*Provided records*.
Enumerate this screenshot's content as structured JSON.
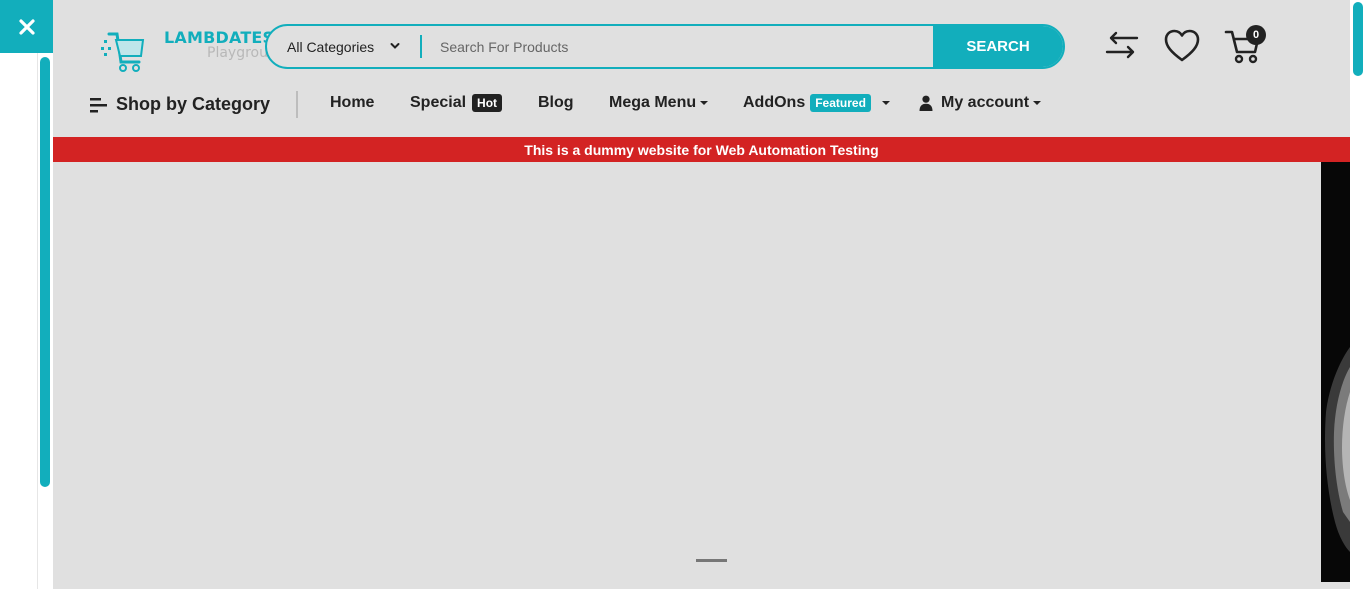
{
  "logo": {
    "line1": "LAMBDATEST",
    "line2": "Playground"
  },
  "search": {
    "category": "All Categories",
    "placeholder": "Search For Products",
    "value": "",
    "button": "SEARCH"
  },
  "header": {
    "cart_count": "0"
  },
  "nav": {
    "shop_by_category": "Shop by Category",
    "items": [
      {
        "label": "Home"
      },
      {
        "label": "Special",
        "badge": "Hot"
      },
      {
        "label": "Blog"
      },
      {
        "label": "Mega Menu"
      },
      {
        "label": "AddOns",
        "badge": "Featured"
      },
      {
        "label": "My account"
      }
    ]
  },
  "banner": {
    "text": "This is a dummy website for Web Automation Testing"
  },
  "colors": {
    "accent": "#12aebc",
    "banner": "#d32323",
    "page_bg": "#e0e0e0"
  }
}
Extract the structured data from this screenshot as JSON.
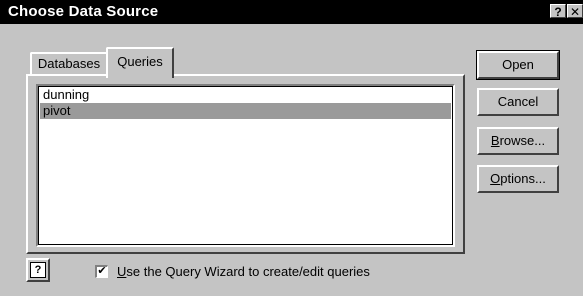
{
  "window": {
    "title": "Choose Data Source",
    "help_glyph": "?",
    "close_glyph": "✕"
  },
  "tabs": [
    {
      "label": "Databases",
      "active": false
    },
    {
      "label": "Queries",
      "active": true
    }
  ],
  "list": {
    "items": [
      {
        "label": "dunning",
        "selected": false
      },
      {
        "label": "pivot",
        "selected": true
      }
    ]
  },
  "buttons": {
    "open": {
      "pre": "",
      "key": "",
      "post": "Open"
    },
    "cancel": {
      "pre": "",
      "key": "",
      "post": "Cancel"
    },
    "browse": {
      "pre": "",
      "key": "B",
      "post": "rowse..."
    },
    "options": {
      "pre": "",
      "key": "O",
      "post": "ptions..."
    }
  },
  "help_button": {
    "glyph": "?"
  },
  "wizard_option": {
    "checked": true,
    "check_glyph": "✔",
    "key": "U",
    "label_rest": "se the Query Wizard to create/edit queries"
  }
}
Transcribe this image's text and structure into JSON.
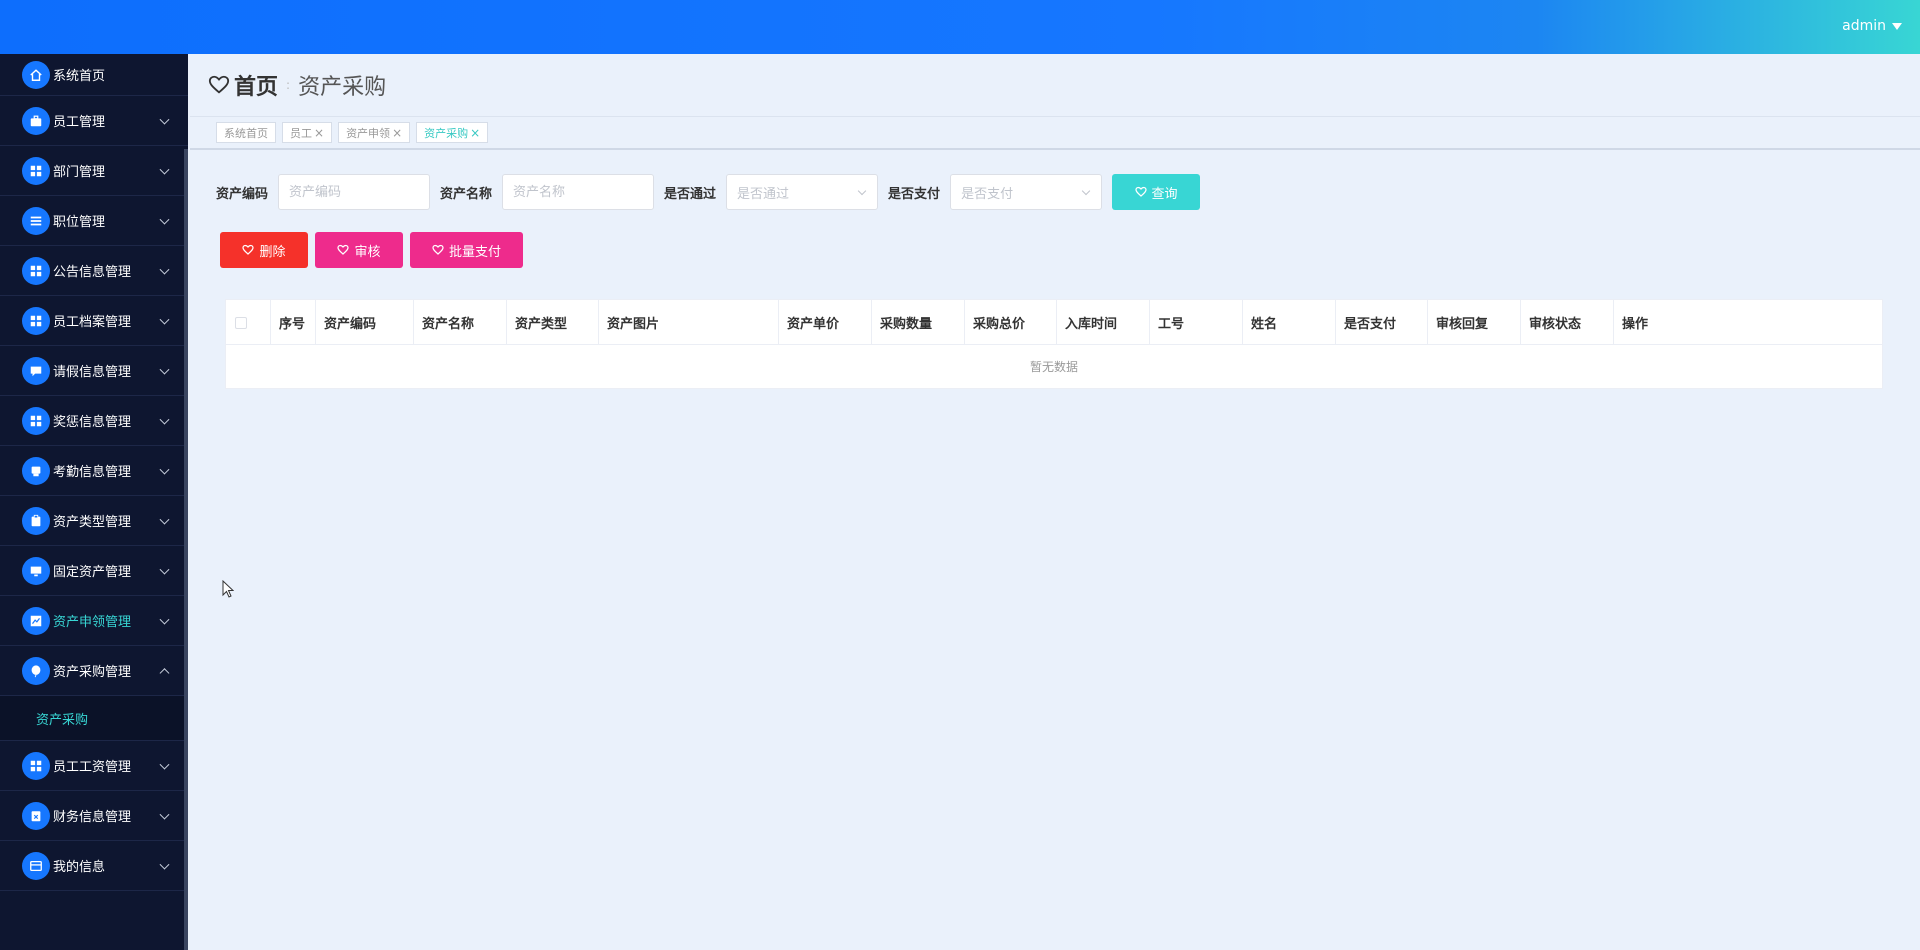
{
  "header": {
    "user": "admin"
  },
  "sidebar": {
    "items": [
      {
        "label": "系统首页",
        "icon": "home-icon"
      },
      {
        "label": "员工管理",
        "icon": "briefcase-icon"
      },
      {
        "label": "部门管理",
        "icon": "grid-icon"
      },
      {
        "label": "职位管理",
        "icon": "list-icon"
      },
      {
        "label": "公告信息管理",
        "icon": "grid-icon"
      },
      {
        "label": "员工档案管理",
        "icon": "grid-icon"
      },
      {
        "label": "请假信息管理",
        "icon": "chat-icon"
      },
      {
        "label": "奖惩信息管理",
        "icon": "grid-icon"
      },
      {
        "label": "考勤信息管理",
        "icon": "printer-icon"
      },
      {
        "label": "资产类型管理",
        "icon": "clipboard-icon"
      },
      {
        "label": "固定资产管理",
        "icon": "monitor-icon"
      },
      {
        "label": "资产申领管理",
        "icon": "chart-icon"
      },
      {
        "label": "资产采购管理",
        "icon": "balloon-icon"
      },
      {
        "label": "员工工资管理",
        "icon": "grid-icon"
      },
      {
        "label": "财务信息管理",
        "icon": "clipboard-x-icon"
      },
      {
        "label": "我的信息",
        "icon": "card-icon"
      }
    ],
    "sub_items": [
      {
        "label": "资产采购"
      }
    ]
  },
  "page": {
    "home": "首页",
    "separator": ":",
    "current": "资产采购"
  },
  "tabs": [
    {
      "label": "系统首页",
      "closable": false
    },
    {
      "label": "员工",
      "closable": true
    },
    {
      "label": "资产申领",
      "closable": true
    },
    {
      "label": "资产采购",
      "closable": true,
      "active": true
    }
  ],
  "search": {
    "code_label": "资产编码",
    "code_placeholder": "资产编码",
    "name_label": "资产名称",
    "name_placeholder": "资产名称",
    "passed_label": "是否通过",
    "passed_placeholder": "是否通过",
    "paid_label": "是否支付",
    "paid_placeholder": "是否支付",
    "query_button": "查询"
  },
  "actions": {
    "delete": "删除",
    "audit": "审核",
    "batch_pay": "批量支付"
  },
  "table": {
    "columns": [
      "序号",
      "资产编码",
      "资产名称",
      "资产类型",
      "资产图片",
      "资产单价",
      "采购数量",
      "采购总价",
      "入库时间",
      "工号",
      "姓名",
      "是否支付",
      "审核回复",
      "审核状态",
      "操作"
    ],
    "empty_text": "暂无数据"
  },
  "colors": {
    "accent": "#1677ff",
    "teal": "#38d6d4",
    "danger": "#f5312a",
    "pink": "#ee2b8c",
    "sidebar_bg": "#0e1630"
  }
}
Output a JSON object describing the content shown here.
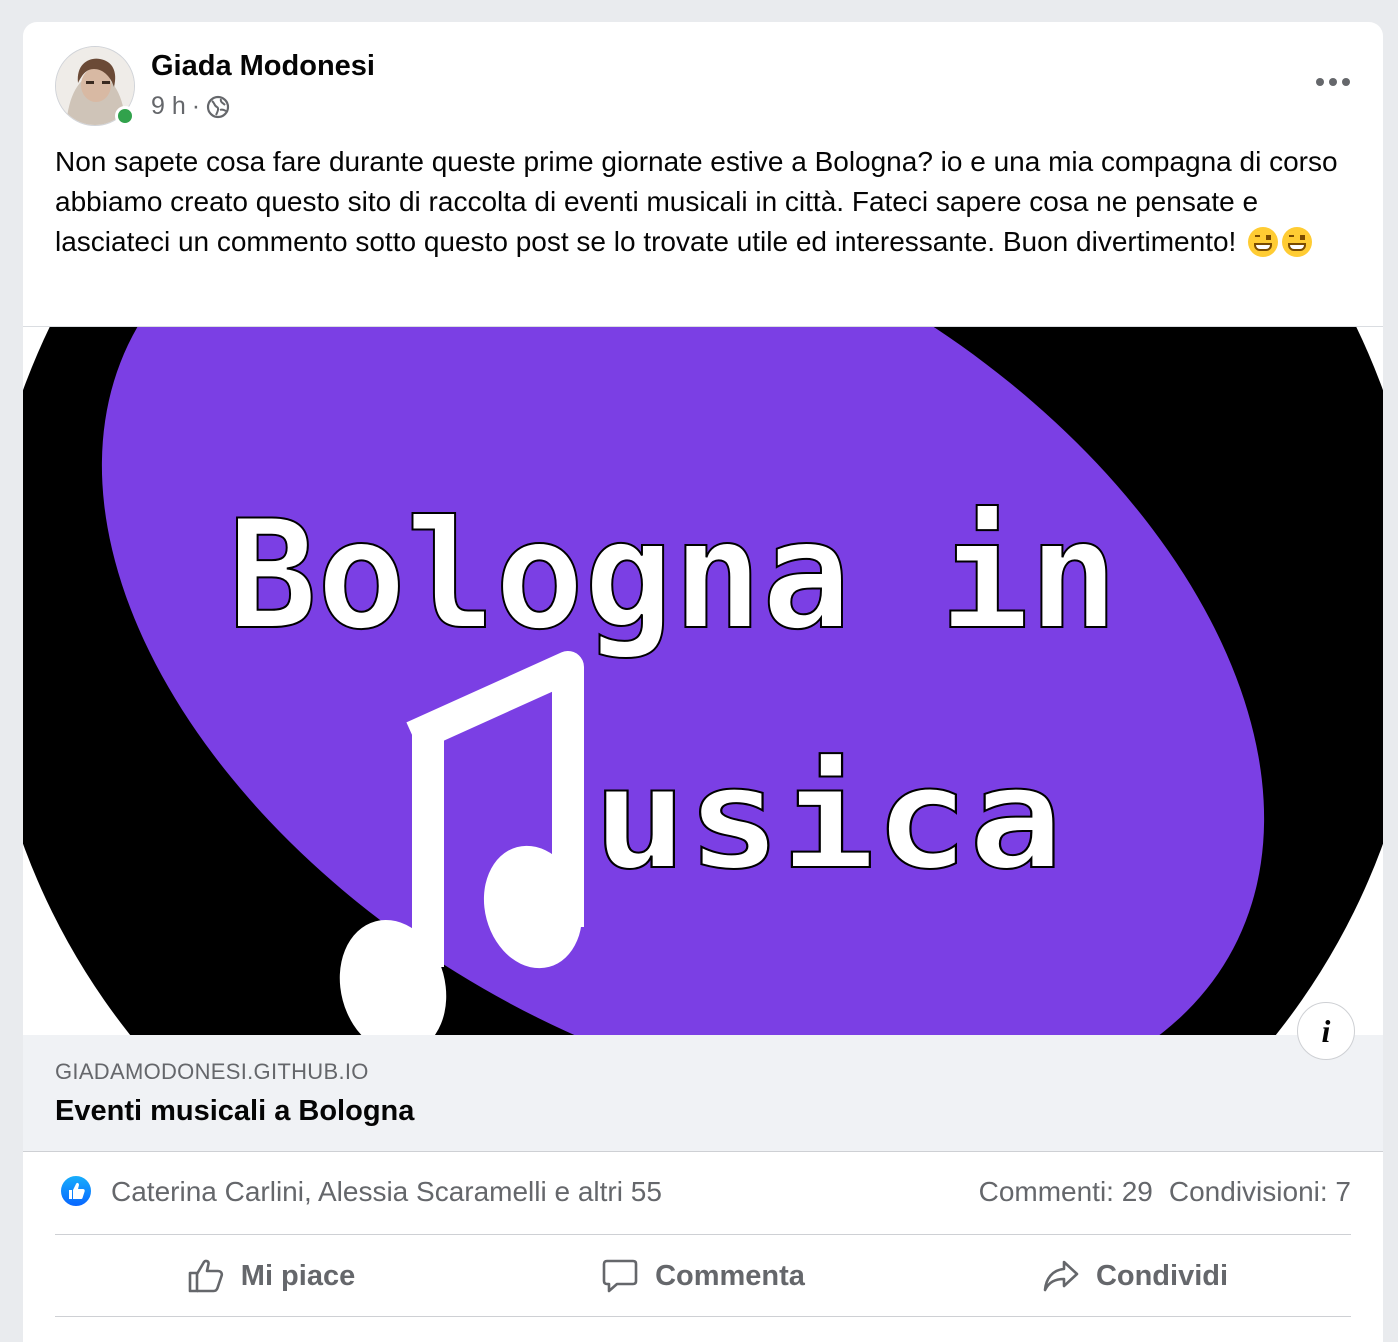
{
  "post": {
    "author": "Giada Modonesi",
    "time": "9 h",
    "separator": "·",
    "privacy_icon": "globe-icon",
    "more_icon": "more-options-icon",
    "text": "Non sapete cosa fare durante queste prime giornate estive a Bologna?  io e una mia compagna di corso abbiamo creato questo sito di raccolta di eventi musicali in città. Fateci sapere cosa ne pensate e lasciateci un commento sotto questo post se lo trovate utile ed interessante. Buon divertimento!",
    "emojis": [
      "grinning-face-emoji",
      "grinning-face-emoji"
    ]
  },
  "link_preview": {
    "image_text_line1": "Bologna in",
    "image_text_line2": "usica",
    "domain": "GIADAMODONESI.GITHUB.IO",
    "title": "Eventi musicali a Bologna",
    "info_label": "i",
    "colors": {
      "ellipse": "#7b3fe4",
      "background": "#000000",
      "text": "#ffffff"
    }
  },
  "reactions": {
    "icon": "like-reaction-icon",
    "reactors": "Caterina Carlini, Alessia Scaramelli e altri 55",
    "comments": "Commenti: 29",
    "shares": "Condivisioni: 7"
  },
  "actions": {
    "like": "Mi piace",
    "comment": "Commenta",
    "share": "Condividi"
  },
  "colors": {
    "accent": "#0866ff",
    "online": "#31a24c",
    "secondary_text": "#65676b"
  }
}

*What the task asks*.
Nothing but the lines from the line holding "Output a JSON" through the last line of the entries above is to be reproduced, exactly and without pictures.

*Final answer*.
Output a JSON object describing the content shown here.
{
  "post": {
    "author": "Giada Modonesi",
    "time": "9 h",
    "separator": "·",
    "privacy_icon": "globe-icon",
    "more_icon": "more-options-icon",
    "text": "Non sapete cosa fare durante queste prime giornate estive a Bologna?  io e una mia compagna di corso abbiamo creato questo sito di raccolta di eventi musicali in città. Fateci sapere cosa ne pensate e lasciateci un commento sotto questo post se lo trovate utile ed interessante. Buon divertimento!",
    "emojis": [
      "grinning-face-emoji",
      "grinning-face-emoji"
    ]
  },
  "link_preview": {
    "image_text_line1": "Bologna in",
    "image_text_line2": "usica",
    "domain": "GIADAMODONESI.GITHUB.IO",
    "title": "Eventi musicali a Bologna",
    "info_label": "i",
    "colors": {
      "ellipse": "#7b3fe4",
      "background": "#000000",
      "text": "#ffffff"
    }
  },
  "reactions": {
    "icon": "like-reaction-icon",
    "reactors": "Caterina Carlini, Alessia Scaramelli e altri 55",
    "comments": "Commenti: 29",
    "shares": "Condivisioni: 7"
  },
  "actions": {
    "like": "Mi piace",
    "comment": "Commenta",
    "share": "Condividi"
  },
  "colors": {
    "accent": "#0866ff",
    "online": "#31a24c",
    "secondary_text": "#65676b"
  }
}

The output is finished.